The Saudi government announced in October last year that women in 2018 will be allowed to attend sporting matches in national stadiums, from which they were previously banned.

Saudi women were allowed into a sports stadium for the first time to watch a football match between two local teams, following the second match and the third match too — though they were segregated in the stands from the male-only crowd with designated seating in the so-called "family section."

The first match was held in the capital Riyadh, the second in Jeddah on the Red Sea and the third was in the eastern city of Dammam. Crown Prince Mohammed bin Salman tested public reaction to the decision when he lifted the ban to allow women and families into the capital Riyadh’s main stadium for the National Day celebration.

Public reaction was positive. Hundreds of women went to the stadium for the first time to mark the country’s 87th annual National Day in September, donning national colours and cheering for their country.

The move was the first of Saudi Arabia's social reforms planned for this year to ease restrictions on women, spearheaded by the kingdom's 32-year-old crown prince.
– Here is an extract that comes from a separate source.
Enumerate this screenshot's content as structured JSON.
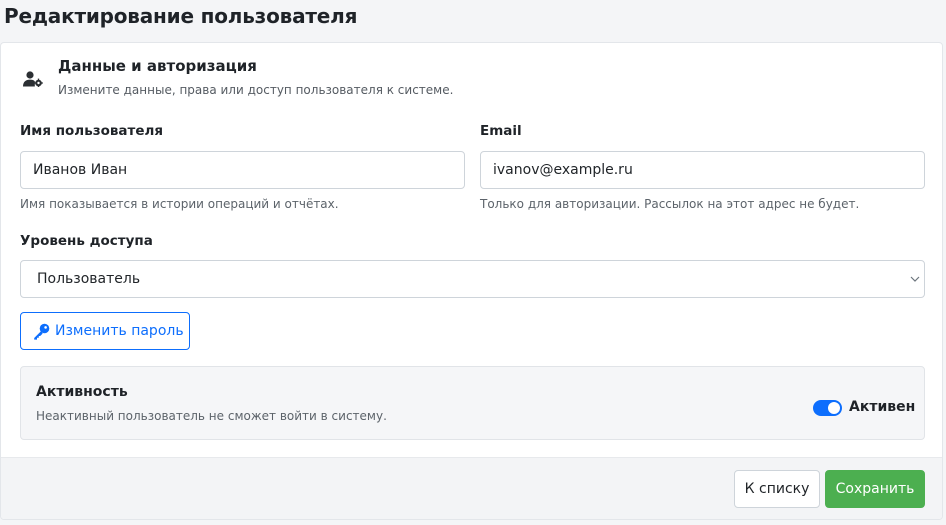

The kingdom has also announced that women will be allowed to drive, lifting the world's only ban on female drivers.

Easing restrictions on women, including the lifting of a driving ban, which is set to go into effect in June, is part of Crown Prince Mohammed's Vision 2030 to overhaul the country's oil-dependent economy and shed the kingdom’s ultra-conservative image.
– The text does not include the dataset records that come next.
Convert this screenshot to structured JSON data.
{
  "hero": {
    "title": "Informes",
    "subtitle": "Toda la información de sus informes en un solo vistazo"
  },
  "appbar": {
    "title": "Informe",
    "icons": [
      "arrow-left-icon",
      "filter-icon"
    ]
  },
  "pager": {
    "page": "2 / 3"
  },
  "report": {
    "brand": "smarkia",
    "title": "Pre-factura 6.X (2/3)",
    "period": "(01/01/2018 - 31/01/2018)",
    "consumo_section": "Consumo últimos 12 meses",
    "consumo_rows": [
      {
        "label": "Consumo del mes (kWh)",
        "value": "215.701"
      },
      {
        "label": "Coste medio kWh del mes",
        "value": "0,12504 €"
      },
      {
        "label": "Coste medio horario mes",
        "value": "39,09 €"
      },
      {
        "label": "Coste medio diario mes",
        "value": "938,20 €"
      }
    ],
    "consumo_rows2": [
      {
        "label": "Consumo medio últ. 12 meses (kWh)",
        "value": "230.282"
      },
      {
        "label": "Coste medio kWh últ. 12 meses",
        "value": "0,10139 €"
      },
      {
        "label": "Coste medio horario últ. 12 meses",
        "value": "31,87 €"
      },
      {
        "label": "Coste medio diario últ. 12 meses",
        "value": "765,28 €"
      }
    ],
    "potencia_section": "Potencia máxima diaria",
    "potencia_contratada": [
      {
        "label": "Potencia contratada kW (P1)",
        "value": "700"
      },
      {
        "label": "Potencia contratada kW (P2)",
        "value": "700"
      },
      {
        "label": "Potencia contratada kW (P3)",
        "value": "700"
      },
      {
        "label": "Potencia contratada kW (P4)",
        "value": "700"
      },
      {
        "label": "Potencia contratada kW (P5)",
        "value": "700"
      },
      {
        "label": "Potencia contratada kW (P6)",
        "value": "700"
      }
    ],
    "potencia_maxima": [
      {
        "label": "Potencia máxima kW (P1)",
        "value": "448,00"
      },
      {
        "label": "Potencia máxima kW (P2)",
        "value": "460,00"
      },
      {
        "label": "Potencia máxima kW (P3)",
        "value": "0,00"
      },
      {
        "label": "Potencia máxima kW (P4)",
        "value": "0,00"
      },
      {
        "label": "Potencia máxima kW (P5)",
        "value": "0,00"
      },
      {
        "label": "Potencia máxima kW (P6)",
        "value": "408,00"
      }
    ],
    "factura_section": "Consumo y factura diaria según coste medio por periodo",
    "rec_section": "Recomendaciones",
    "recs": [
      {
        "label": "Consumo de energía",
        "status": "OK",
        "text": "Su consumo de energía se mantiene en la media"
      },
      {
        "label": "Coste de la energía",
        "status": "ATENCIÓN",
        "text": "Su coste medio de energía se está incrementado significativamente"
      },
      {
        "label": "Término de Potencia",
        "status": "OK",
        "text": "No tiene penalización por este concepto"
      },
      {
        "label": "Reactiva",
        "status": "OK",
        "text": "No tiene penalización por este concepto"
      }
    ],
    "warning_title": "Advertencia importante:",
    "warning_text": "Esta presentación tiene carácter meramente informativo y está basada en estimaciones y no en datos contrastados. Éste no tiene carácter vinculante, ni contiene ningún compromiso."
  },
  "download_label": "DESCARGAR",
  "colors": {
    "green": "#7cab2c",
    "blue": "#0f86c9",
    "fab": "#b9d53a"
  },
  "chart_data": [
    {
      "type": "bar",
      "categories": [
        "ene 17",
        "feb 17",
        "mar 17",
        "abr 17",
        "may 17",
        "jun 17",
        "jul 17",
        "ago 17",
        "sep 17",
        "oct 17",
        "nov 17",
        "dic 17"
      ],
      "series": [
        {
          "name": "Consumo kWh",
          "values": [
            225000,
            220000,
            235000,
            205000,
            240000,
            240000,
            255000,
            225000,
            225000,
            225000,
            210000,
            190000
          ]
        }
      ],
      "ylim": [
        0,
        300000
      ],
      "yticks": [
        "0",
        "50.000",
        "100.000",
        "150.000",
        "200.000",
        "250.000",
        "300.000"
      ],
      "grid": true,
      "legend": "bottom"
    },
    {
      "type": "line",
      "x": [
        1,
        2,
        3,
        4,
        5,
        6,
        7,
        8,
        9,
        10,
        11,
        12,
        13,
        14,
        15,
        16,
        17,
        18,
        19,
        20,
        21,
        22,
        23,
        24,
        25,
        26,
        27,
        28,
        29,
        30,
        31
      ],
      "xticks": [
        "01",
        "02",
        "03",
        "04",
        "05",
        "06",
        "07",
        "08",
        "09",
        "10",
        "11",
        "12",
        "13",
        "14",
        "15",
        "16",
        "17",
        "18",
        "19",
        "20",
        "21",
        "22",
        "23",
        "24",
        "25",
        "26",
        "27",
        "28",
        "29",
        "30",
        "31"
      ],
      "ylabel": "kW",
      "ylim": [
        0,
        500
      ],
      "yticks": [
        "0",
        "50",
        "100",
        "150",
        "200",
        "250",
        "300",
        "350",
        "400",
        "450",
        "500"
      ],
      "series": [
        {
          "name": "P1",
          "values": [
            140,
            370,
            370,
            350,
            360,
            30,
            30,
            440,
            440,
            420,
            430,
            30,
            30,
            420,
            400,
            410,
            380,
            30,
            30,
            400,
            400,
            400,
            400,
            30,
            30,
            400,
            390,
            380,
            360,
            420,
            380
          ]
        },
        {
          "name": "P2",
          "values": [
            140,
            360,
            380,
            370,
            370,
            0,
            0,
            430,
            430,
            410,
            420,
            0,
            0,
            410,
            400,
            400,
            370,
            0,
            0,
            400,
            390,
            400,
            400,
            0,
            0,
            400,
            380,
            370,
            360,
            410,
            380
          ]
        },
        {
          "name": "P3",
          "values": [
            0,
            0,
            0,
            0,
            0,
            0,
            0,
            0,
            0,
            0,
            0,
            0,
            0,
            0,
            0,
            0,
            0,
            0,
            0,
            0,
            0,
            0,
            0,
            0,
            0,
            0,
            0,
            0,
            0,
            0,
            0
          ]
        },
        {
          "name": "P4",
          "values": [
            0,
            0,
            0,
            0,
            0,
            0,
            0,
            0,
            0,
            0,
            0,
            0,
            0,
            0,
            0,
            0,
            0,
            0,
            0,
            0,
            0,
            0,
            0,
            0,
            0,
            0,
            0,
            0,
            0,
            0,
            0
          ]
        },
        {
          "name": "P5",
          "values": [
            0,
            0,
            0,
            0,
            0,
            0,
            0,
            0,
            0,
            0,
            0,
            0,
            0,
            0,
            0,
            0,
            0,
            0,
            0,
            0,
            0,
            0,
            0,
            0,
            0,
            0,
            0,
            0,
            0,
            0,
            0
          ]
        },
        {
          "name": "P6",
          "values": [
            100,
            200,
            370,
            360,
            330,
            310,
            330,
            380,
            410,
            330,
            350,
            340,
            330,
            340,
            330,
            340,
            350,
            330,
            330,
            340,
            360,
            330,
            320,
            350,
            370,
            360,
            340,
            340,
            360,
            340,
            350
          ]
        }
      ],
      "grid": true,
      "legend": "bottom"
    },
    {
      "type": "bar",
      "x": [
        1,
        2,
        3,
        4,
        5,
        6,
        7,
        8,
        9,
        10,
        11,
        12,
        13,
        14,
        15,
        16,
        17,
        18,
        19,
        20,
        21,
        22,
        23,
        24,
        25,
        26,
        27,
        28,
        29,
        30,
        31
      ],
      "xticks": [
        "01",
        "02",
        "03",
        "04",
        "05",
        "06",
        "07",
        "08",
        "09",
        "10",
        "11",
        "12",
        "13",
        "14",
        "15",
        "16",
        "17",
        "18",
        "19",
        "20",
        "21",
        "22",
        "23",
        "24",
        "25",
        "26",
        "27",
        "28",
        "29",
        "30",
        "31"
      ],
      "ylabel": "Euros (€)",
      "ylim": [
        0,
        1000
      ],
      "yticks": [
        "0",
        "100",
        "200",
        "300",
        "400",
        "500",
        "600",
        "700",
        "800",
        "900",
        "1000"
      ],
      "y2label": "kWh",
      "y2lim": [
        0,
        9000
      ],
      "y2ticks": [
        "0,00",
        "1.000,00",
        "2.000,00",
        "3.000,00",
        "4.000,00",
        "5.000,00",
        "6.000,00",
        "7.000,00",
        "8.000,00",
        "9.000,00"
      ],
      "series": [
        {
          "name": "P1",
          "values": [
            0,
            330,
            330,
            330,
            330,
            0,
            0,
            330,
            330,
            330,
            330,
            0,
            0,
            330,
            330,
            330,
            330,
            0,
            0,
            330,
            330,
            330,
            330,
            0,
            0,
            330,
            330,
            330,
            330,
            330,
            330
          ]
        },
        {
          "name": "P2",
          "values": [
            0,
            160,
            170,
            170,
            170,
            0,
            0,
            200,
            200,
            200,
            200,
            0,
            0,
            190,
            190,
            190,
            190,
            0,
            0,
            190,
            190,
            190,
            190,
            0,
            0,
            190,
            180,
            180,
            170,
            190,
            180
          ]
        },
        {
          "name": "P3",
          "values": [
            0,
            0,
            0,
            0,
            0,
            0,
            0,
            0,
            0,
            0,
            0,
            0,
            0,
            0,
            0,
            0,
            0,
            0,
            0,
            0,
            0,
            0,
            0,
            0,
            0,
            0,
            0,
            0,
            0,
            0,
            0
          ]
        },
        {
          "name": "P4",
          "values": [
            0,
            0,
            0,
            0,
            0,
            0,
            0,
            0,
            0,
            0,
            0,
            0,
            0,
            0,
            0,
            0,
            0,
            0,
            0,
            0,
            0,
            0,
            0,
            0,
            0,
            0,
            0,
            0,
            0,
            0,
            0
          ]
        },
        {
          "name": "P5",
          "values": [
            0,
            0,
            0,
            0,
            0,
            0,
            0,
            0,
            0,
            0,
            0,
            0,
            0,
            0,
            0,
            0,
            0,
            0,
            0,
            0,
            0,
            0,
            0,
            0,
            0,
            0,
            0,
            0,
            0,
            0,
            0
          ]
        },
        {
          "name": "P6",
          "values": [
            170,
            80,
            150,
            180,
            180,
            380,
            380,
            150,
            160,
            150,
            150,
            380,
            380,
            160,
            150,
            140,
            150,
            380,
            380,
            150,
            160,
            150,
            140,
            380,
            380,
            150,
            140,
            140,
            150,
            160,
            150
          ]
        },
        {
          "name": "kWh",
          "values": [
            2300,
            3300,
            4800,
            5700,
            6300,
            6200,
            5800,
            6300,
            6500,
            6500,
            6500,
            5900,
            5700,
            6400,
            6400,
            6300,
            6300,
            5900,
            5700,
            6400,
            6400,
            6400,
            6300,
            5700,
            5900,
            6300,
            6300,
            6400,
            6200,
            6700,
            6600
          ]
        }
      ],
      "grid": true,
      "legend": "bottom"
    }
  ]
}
Also as a part of the crown prince's reforms drive, Saudi Arabia announced in December it was lifting a decades-ban on cinemas with the first movie theatres expected to open in March. 

Saudi stadiums opens door for women.